### EXERCISE GOAL
Set down every entry once more, character for character.

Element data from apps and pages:

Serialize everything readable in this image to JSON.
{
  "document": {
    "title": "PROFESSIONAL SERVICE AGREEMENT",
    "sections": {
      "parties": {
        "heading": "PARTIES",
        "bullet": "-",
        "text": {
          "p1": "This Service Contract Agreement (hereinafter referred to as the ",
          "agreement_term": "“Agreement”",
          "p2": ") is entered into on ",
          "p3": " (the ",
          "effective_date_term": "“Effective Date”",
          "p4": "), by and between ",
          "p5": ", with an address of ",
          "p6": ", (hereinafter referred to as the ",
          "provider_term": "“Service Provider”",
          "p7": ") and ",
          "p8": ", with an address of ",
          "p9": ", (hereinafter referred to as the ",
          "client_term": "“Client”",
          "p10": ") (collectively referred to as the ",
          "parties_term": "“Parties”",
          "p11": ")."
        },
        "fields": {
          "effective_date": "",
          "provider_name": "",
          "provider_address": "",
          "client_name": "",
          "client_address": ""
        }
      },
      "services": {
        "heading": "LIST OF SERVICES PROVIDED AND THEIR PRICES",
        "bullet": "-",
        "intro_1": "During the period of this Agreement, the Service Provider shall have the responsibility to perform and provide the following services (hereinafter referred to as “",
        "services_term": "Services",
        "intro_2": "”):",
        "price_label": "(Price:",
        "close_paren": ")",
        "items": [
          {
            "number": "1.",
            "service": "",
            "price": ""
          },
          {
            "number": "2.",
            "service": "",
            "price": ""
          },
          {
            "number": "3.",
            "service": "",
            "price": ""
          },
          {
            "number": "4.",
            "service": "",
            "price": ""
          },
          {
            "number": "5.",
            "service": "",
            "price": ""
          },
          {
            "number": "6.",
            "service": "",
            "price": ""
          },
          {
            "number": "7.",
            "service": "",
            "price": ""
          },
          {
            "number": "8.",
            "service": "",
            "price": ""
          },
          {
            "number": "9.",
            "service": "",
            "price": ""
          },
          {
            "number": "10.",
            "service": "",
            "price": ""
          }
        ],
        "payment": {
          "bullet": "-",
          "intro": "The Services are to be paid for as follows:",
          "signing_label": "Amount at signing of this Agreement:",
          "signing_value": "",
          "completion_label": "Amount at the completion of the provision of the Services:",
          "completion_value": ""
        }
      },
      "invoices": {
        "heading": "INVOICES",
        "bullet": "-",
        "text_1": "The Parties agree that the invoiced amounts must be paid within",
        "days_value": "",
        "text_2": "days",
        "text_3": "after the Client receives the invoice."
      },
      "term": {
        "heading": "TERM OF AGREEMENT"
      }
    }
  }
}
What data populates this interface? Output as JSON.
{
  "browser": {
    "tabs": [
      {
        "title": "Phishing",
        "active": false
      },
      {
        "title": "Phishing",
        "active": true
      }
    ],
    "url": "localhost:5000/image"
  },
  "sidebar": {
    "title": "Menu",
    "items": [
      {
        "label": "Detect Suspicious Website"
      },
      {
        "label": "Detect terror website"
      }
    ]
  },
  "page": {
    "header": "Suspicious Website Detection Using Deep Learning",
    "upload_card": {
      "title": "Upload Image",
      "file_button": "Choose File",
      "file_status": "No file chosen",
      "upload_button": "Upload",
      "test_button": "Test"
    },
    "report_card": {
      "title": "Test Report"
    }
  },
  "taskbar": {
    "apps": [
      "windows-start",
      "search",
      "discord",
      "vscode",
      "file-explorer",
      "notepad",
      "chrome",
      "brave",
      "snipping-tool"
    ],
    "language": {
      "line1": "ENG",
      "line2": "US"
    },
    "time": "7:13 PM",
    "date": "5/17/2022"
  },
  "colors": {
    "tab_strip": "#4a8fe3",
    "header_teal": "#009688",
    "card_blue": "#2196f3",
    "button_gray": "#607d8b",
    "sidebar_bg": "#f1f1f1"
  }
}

### ANSWER FOR THE TASK
Serialize everything readable in this image to JSON.
{
  "document": {
    "title": "PROFESSIONAL SERVICE AGREEMENT",
    "sections": {
      "parties": {
        "heading": "PARTIES",
        "bullet": "-",
        "text": {
          "p1": "This Service Contract Agreement (hereinafter referred to as the ",
          "agreement_term": "“Agreement”",
          "p2": ") is entered into on ",
          "p3": " (the ",
          "effective_date_term": "“Effective Date”",
          "p4": "), by and between ",
          "p5": ", with an address of ",
          "p6": ", (hereinafter referred to as the ",
          "provider_term": "“Service Provider”",
          "p7": ") and ",
          "p8": ", with an address of ",
          "p9": ", (hereinafter referred to as the ",
          "client_term": "“Client”",
          "p10": ") (collectively referred to as the ",
          "parties_term": "“Parties”",
          "p11": ")."
        },
        "fields": {
          "effective_date": "",
          "provider_name": "",
          "provider_address": "",
          "client_name": "",
          "client_address": ""
        }
      },
      "services": {
        "heading": "LIST OF SERVICES PROVIDED AND THEIR PRICES",
        "bullet": "-",
        "intro_1": "During the period of this Agreement, the Service Provider shall have the responsibility to perform and provide the following services (hereinafter referred to as “",
        "services_term": "Services",
        "intro_2": "”):",
        "price_label": "(Price:",
        "close_paren": ")",
        "items": [
          {
            "number": "1.",
            "service": "",
            "price": ""
          },
          {
            "number": "2.",
            "service": "",
            "price": ""
          },
          {
            "number": "3.",
            "service": "",
            "price": ""
          },
          {
            "number": "4.",
            "service": "",
            "price": ""
          },
          {
            "number": "5.",
            "service": "",
            "price": ""
          },
          {
            "number": "6.",
            "service": "",
            "price": ""
          },
          {
            "number": "7.",
            "service": "",
            "price": ""
          },
          {
            "number": "8.",
            "service": "",
            "price": ""
          },
          {
            "number": "9.",
            "service": "",
            "price": ""
          },
          {
            "number": "10.",
            "service": "",
            "price": ""
          }
        ],
        "payment": {
          "bullet": "-",
          "intro": "The Services are to be paid for as follows:",
          "signing_label": "Amount at signing of this Agreement:",
          "signing_value": "",
          "completion_label": "Amount at the completion of the provision of the Services:",
          "completion_value": ""
        }
      },
      "invoices": {
        "heading": "INVOICES",
        "bullet": "-",
        "text_1": "The Parties agree that the invoiced amounts must be paid within",
        "days_value": "",
        "text_2": "days",
        "text_3": "after the Client receives the invoice."
      },
      "term": {
        "heading": "TERM OF AGREEMENT"
      }
    }
  }
}
What data populates this interface? Output as JSON.
{
  "browser": {
    "tabs": [
      {
        "title": "Phishing",
        "active": false
      },
      {
        "title": "Phishing",
        "active": true
      }
    ],
    "url": "localhost:5000/image"
  },
  "sidebar": {
    "title": "Menu",
    "items": [
      {
        "label": "Detect Suspicious Website"
      },
      {
        "label": "Detect terror website"
      }
    ]
  },
  "page": {
    "header": "Suspicious Website Detection Using Deep Learning",
    "upload_card": {
      "title": "Upload Image",
      "file_button": "Choose File",
      "file_status": "No file chosen",
      "upload_button": "Upload",
      "test_button": "Test"
    },
    "report_card": {
      "title": "Test Report"
    }
  },
  "taskbar": {
    "apps": [
      "windows-start",
      "search",
      "discord",
      "vscode",
      "file-explorer",
      "notepad",
      "chrome",
      "brave",
      "snipping-tool"
    ],
    "language": {
      "line1": "ENG",
      "line2": "US"
    },
    "time": "7:13 PM",
    "date": "5/17/2022"
  },
  "colors": {
    "tab_strip": "#4a8fe3",
    "header_teal": "#009688",
    "card_blue": "#2196f3",
    "button_gray": "#607d8b",
    "sidebar_bg": "#f1f1f1"
  }
}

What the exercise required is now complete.